  • Vaccinating girls with the HPV vaccine by age 15 years
  • Screening women against cervical cancer with a high-performance test by 35 years of age and again by 45 years of age; and
  • Identifying and treating women who are diagnosed with cervical cancer.

Meeting these targets allow countries to attain the goal of less than four cervical cancer cases per 100,000 women. CDC’s Division of Cancer Prevention and Control (DCPC) leads CDC’s efforts in preventing and detecting cancers early and improving the overall health of cancer survivors. For example, CDC’s Inside Knowledge About Gynecologic Cancer Campaign shares educational materials with communities and healthcare providers on five types of cancers, including uterine sarcoma, vulvar, ovarian, vaginal, and cervical cancer.

Working Together to Reduce Cervical Cancer

We all play a role in preventing cervical cancer. Learn how you can support women in your life reduce their risk for cervical cancer.

What can women do?

What can parents do?

  • Discuss cervical cancer risk factors and HPV screenings with your child’s healthcare provider.
  • Vaccinate both young girls and boys to prevent future cases of HPV-specific cancers.

What can healthcare professionals do?

woman consulting with medical professional

Consult with your medical provider about cervical cancer recommendations and screenings.

What can communities do?
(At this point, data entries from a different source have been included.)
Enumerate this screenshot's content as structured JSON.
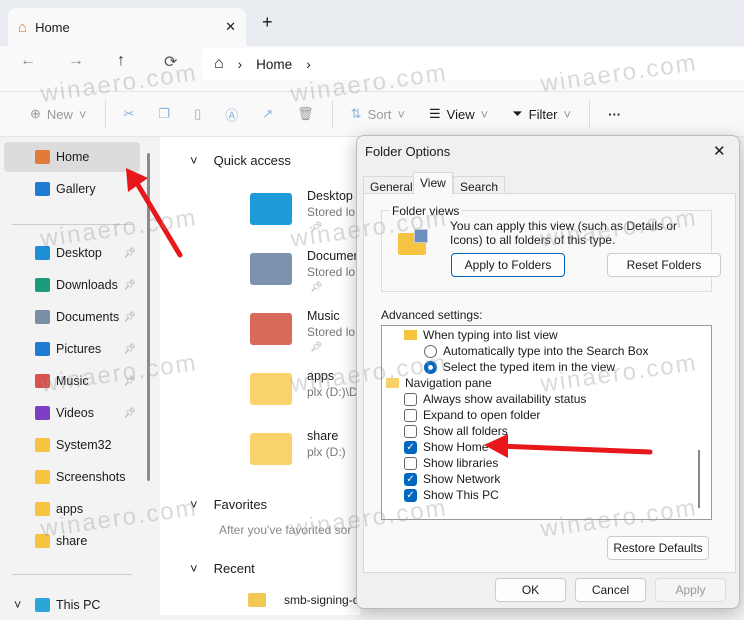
{
  "tab": {
    "title": "Home",
    "close": "✕",
    "new": "+"
  },
  "nav": {
    "back": "←",
    "forward": "→",
    "up": "↑",
    "refresh": "⟳",
    "breadcrumb": [
      "Home"
    ],
    "sep": "›"
  },
  "toolbar": {
    "new": "New",
    "sort": "Sort",
    "view": "View",
    "filter": "Filter",
    "more": "···"
  },
  "sidebar": {
    "items": [
      {
        "label": "Home",
        "color": "#e07b39"
      },
      {
        "label": "Gallery",
        "color": "#1f7ad4"
      },
      {
        "label": "Desktop",
        "color": "#1c8fd6",
        "pinned": true
      },
      {
        "label": "Downloads",
        "color": "#1a9b79",
        "pinned": true
      },
      {
        "label": "Documents",
        "color": "#7a8fa6",
        "pinned": true
      },
      {
        "label": "Pictures",
        "color": "#1f7ad4",
        "pinned": true
      },
      {
        "label": "Music",
        "color": "#d8534b",
        "pinned": true
      },
      {
        "label": "Videos",
        "color": "#7c3fc4",
        "pinned": true
      },
      {
        "label": "System32",
        "color": "#f5c542"
      },
      {
        "label": "Screenshots",
        "color": "#f5c542"
      },
      {
        "label": "apps",
        "color": "#f5c542"
      },
      {
        "label": "share",
        "color": "#f5c542"
      },
      {
        "label": "This PC",
        "color": "#2aa7d8"
      }
    ]
  },
  "content": {
    "quick_access": "Quick access",
    "items": [
      {
        "name": "Desktop",
        "sub": "Stored lo",
        "pinned": true,
        "color": "#1d9bd8"
      },
      {
        "name": "Documer",
        "sub": "Stored lo",
        "pinned": true,
        "color": "#7d93ad"
      },
      {
        "name": "Music",
        "sub": "Stored lo",
        "pinned": true,
        "color": "#d9695a"
      },
      {
        "name": "apps",
        "sub": "plx (D:)\\D",
        "pinned": false,
        "color": "#f8d36b"
      },
      {
        "name": "share",
        "sub": "plx (D:)",
        "pinned": false,
        "color": "#f8d36b"
      }
    ],
    "favorites": "Favorites",
    "favorites_empty": "After you've favorited sor",
    "recent": "Recent",
    "recent_item": "smb-signing-c"
  },
  "dialog": {
    "title": "Folder Options",
    "close": "✕",
    "tabs": [
      "General",
      "View",
      "Search"
    ],
    "folder_views": "Folder views",
    "folder_views_text": "You can apply this view (such as Details or Icons) to all folders of this type.",
    "apply_to_folders": "Apply to Folders",
    "reset_folders": "Reset Folders",
    "advanced": "Advanced settings:",
    "list": [
      {
        "type": "folder",
        "label": "When typing into list view"
      },
      {
        "type": "radio",
        "label": "Automatically type into the Search Box",
        "checked": false
      },
      {
        "type": "radio",
        "label": "Select the typed item in the view",
        "checked": true
      },
      {
        "type": "group",
        "label": "Navigation pane"
      },
      {
        "type": "check",
        "label": "Always show availability status",
        "checked": false
      },
      {
        "type": "check",
        "label": "Expand to open folder",
        "checked": false
      },
      {
        "type": "check",
        "label": "Show all folders",
        "checked": false
      },
      {
        "type": "check",
        "label": "Show Home",
        "checked": true
      },
      {
        "type": "check",
        "label": "Show libraries",
        "checked": false
      },
      {
        "type": "check",
        "label": "Show Network",
        "checked": true
      },
      {
        "type": "check",
        "label": "Show This PC",
        "checked": true
      }
    ],
    "restore": "Restore Defaults",
    "ok": "OK",
    "cancel": "Cancel",
    "apply": "Apply"
  },
  "watermark": "winaero.com",
  "accent": "#0067c0",
  "arrow_color": "#e8171a"
}
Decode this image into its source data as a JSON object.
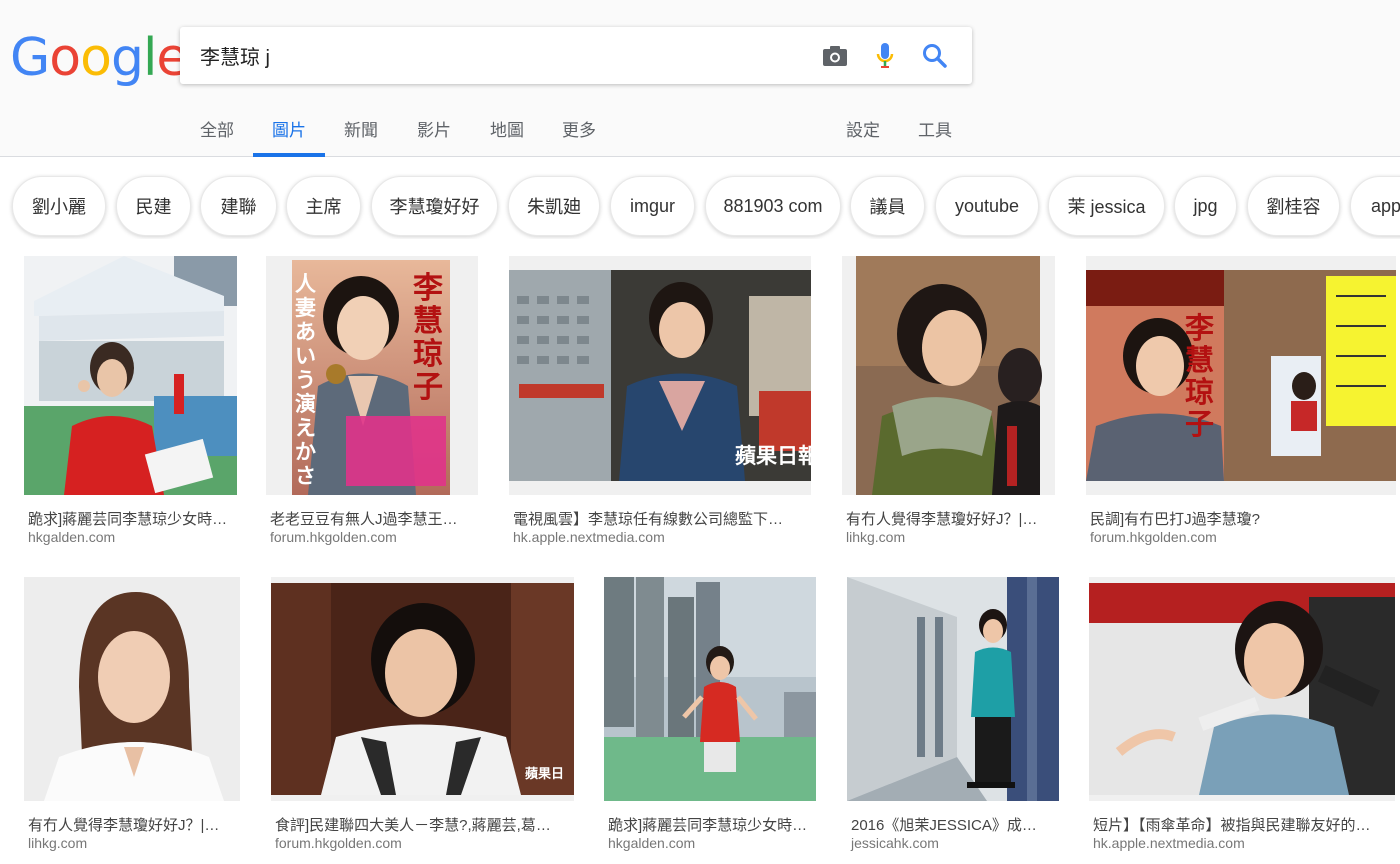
{
  "logo": {
    "letters": [
      "G",
      "o",
      "o",
      "g",
      "l",
      "e"
    ],
    "colors": [
      "#4285f4",
      "#ea4335",
      "#fbbc05",
      "#4285f4",
      "#34a853",
      "#ea4335"
    ]
  },
  "search": {
    "value": "李慧琼 j",
    "icons": [
      "camera-icon",
      "microphone-icon",
      "search-icon"
    ]
  },
  "tabs": [
    {
      "label": "全部",
      "active": false
    },
    {
      "label": "圖片",
      "active": true
    },
    {
      "label": "新聞",
      "active": false
    },
    {
      "label": "影片",
      "active": false
    },
    {
      "label": "地圖",
      "active": false
    },
    {
      "label": "更多",
      "active": false
    },
    {
      "label": "設定",
      "active": false
    },
    {
      "label": "工具",
      "active": false
    }
  ],
  "chips": [
    "劉小麗",
    "民建",
    "建聯",
    "主席",
    "李慧瓊好好",
    "朱凱廸",
    "imgur",
    "881903 com",
    "議員",
    "youtube",
    "茉 jessica",
    "jpg",
    "劉桂容",
    "app"
  ],
  "results": [
    {
      "title": "跪求]蔣麗芸同李慧琼少女時…",
      "source": "hkgalden.com"
    },
    {
      "title": "老老豆豆有無人J過李慧王…",
      "source": "forum.hkgolden.com",
      "overlay_top": "人妻あいう演えかさ",
      "overlay_name": "李慧琼子"
    },
    {
      "title": "電視風雲】李慧琼任有線數公司總監下…",
      "source": "hk.apple.nextmedia.com",
      "overlay": "蘋果日報"
    },
    {
      "title": "有冇人覺得李慧瓊好好J？|…",
      "source": "lihkg.com"
    },
    {
      "title": "民調]有冇巴打J過李慧瓊?",
      "source": "forum.hkgolden.com",
      "overlay_name": "李慧琼子"
    },
    {
      "title": "有冇人覺得李慧瓊好好J？|…",
      "source": "lihkg.com"
    },
    {
      "title": "食評]民建聯四大美人－李慧?,蔣麗芸,葛…",
      "source": "forum.hkgolden.com",
      "overlay": "蘋果日"
    },
    {
      "title": "跪求]蔣麗芸同李慧琼少女時…",
      "source": "hkgalden.com"
    },
    {
      "title": "2016《旭茉JESSICA》成…",
      "source": "jessicahk.com"
    },
    {
      "title": "短片】【雨傘革命】被指與民建聯友好的…",
      "source": "hk.apple.nextmedia.com"
    }
  ],
  "colors": {
    "accent": "#1a73e8"
  }
}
  • Collaborate with partners and advocates to educate community members on the prevention and control of cervical cancer.
  • Build partnerships with local public health organizations and health departments to advise community members about cervical cancer prevention.
  • Identify ways to increase accessibility to cervical cancer services with your local health officials, to address challenges such as transportation and healthcare costs, that may deter one from seeking medical care.
  • Point community members to HPV vaccinations and cervical cancer screenings.
  • Communicate accurate and culturally-sensitive public health messages about cervical cancer prevention.
Page last reviewed: October 19, 2021